A liability is your business’ financial responsibility to another party. For instance, if a customer is injured in your store because a sticky puddle was left un-mopped, the business will likely be responsible for that person’s medical bills. And because we live in a highly litigious society, you also have to consider the chance of lawsuits being filed against your business.
But with a business insurance policy that includes general liability coverage, you have protection against similar events. If a third party files a claim against your business, your insurance provider can step in to foot the bill (up to policy limits).
Some common liability risks include the following:
- A customer or other third party being injured on premises
- Property damage experienced by a third party
- Any action that results in a loss to a third party
General liability insurance does not cover employees or people otherwise tied to the business. It is solely designed to protect customers, visitors, mail carriers and other people that are not associated with the business, yet experience a loss because of the business.

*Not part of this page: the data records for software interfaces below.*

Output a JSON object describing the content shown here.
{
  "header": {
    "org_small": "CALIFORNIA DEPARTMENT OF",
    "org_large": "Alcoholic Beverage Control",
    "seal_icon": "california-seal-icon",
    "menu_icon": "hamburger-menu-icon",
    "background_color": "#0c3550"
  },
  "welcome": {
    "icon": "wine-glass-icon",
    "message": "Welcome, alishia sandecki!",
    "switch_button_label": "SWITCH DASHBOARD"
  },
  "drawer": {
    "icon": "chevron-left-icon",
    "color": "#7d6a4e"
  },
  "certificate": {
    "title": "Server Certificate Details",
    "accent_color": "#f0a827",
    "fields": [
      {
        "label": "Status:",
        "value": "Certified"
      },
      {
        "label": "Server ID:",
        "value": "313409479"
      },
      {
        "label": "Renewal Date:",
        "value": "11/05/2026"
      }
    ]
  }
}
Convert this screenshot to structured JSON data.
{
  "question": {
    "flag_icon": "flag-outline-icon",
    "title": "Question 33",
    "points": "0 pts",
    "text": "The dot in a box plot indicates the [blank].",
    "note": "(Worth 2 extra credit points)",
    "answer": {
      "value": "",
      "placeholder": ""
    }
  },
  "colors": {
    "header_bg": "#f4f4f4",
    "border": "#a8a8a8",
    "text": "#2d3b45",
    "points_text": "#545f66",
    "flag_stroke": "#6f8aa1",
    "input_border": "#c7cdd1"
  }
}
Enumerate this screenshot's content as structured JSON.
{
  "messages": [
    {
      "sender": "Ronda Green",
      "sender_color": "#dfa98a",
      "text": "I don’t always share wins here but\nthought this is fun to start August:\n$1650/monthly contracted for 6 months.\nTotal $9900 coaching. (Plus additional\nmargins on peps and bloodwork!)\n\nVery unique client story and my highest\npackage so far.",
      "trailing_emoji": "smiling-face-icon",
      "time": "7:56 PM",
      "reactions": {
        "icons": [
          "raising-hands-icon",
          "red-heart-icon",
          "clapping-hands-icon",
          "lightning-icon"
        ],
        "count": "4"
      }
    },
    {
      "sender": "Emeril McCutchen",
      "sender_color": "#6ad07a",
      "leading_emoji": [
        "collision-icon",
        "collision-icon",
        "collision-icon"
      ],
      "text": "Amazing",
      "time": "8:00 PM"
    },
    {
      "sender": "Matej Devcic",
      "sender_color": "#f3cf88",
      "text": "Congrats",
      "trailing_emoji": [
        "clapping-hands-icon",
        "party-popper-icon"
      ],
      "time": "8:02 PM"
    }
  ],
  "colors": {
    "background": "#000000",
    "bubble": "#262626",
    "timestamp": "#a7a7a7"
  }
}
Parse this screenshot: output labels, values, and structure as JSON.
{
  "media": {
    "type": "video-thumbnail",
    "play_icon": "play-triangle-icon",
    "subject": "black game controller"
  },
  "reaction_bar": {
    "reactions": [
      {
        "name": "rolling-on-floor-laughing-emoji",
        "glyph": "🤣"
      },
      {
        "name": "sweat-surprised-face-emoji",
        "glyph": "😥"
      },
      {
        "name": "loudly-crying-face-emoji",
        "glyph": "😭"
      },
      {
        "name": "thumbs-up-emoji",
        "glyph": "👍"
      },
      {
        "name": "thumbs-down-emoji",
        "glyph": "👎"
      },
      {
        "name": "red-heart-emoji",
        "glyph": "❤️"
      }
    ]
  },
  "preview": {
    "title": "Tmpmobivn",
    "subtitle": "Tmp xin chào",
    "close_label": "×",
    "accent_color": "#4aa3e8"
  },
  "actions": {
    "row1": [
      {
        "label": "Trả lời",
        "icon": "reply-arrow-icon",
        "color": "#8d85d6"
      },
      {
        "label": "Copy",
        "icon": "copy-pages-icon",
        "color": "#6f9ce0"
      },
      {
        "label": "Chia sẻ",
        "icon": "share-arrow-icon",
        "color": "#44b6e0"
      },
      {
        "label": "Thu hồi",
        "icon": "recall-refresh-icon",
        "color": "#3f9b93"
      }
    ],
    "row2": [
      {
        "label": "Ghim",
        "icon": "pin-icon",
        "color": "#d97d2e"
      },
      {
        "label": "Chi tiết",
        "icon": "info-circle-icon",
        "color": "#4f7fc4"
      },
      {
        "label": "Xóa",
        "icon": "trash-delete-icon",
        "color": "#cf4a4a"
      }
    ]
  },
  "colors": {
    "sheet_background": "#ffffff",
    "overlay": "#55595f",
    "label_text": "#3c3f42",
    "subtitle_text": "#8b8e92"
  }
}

Because the costs related to a liability event can be unpredictable, you also have the option to add on umbrella coverage. This essentially adds on another layer of protection in the event that a claim surpasses policy limits.